◆ The records ◆

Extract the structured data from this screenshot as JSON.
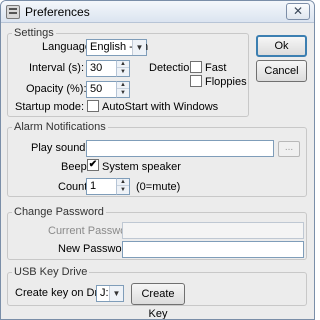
{
  "window": {
    "title": "Preferences",
    "close_glyph": "✕"
  },
  "buttons": {
    "ok_label": "Ok",
    "cancel_label": "Cancel"
  },
  "settings": {
    "legend": "Settings",
    "language_label": "Language:",
    "language_value": "English - en",
    "interval_label": "Interval (s):",
    "interval_value": "30",
    "opacity_label": "Opacity (%):",
    "opacity_value": "50",
    "startup_label": "Startup mode:",
    "autostart_label": "AutoStart with Windows",
    "autostart_checked": false,
    "detection_label": "Detection:",
    "fast_label": "Fast",
    "fast_checked": false,
    "floppies_label": "Floppies",
    "floppies_checked": false
  },
  "alarm": {
    "legend": "Alarm Notifications",
    "play_sound_label": "Play sound file",
    "sound_file_value": "",
    "browse_label": "...",
    "beep_label": "Beep:",
    "beep_checked": true,
    "beep_check_glyph": "✔",
    "system_speaker_label": "System speaker",
    "count_label": "Count:",
    "count_value": "1",
    "count_hint": "(0=mute)"
  },
  "password": {
    "legend": "Change Password",
    "current_label": "Current Password:",
    "new_label": "New Password:"
  },
  "usb": {
    "legend": "USB Key Drive",
    "create_label": "Create key on Drive:",
    "drive_value": "J:",
    "create_button_label": "Create Key"
  }
}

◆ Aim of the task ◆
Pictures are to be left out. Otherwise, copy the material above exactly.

◆ Output for this task ◆
Extract the structured data from this screenshot as JSON.
{
  "window": {
    "title": "Preferences",
    "close_glyph": "✕"
  },
  "buttons": {
    "ok_label": "Ok",
    "cancel_label": "Cancel"
  },
  "settings": {
    "legend": "Settings",
    "language_label": "Language:",
    "language_value": "English - en",
    "interval_label": "Interval (s):",
    "interval_value": "30",
    "opacity_label": "Opacity (%):",
    "opacity_value": "50",
    "startup_label": "Startup mode:",
    "autostart_label": "AutoStart with Windows",
    "autostart_checked": false,
    "detection_label": "Detection:",
    "fast_label": "Fast",
    "fast_checked": false,
    "floppies_label": "Floppies",
    "floppies_checked": false
  },
  "alarm": {
    "legend": "Alarm Notifications",
    "play_sound_label": "Play sound file",
    "sound_file_value": "",
    "browse_label": "...",
    "beep_label": "Beep:",
    "beep_checked": true,
    "beep_check_glyph": "✔",
    "system_speaker_label": "System speaker",
    "count_label": "Count:",
    "count_value": "1",
    "count_hint": "(0=mute)"
  },
  "password": {
    "legend": "Change Password",
    "current_label": "Current Password:",
    "new_label": "New Password:"
  },
  "usb": {
    "legend": "USB Key Drive",
    "create_label": "Create key on Drive:",
    "drive_value": "J:",
    "create_button_label": "Create Key"
  }
}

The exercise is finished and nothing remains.